Here’s a nice New York Times article about the big crazy sound sculpture shantytown I helped out with in New Orleans:
A Symphony of Floorboards, Pipes and Stairs
(My nightingale floors made it into the title! Whoo!)
“You’re going to have a house, and the house makes music. When you get here, you’ll figure it out.”
That is more or less accurate, as far as it goes, though it clearly falls short as a practical description. “The Music Box,” the project of which this tower is a part, is one of those things that requires a hyphen or a compound word to describe; Delaney Martin, its curator, calls it “a shantytown-sound laboratory.”
In more literal terms, it is a collection of tumbledown wooden and metal structures built on the site, and almost entirely from the remains of a late-18th-century Creole cottage that collapsed a couple of years ago here in the historic, bohemian Bywater neighborhood.
Each structure houses an instrument, or two or three. In some cases the structures are musical instruments themselves. There is the thatched-roof hut that is home to an elaborate arrangement of Balinese vibraphones, the shack with amplified floorboards, the rusty spiral staircase that is also a foot-operated pipe organ and the little glass house containing what looks like a giant, bell-lined hoop skirt. They are all clustered together on the narrow lot, like the stage set of a fairy tale that takes place in a junkyard.
Be sure to check out the slide show.

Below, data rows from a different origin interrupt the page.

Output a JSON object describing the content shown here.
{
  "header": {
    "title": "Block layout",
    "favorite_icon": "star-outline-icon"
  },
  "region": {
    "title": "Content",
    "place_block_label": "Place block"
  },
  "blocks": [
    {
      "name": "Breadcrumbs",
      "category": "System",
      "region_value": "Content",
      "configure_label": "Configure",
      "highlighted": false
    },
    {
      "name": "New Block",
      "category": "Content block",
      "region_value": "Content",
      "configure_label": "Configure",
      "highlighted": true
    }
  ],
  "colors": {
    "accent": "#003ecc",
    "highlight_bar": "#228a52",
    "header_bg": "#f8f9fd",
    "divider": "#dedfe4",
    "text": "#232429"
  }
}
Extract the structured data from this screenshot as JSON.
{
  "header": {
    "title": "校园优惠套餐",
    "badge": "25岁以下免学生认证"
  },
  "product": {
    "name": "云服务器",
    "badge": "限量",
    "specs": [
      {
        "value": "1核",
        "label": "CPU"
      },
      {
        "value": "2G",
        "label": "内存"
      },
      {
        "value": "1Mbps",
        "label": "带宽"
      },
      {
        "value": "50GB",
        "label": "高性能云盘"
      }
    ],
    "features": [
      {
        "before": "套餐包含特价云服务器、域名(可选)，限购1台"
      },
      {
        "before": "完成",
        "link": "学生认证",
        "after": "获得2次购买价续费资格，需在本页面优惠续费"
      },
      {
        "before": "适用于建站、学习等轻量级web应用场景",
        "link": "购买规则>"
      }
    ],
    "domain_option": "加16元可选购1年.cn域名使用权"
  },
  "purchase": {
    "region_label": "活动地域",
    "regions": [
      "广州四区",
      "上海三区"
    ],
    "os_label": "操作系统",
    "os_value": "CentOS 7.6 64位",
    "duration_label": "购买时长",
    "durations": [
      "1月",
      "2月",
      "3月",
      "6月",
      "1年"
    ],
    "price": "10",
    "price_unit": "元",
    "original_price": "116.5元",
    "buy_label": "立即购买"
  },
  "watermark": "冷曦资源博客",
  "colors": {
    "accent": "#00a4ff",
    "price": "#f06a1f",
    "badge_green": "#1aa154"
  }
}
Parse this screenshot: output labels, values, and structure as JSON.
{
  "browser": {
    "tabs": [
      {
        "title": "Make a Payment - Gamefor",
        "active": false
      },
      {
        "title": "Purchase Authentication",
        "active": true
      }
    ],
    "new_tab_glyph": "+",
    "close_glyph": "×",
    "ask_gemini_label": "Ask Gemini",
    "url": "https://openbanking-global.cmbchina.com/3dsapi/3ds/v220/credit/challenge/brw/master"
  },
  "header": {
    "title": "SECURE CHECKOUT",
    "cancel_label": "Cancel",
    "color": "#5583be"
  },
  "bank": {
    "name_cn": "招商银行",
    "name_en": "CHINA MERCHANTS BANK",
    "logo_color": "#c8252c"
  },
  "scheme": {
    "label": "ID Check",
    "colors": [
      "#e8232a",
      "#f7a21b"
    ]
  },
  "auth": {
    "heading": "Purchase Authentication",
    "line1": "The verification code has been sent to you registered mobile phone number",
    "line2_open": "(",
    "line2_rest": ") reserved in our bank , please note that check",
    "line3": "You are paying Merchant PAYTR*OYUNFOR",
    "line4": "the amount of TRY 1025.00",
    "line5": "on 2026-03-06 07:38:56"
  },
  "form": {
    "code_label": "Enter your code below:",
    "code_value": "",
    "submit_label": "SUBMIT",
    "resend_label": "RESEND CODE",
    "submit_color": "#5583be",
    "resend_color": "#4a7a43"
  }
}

There’s also a brief video about the first performance. (You can hear my floorboards starting at 1:22 or so)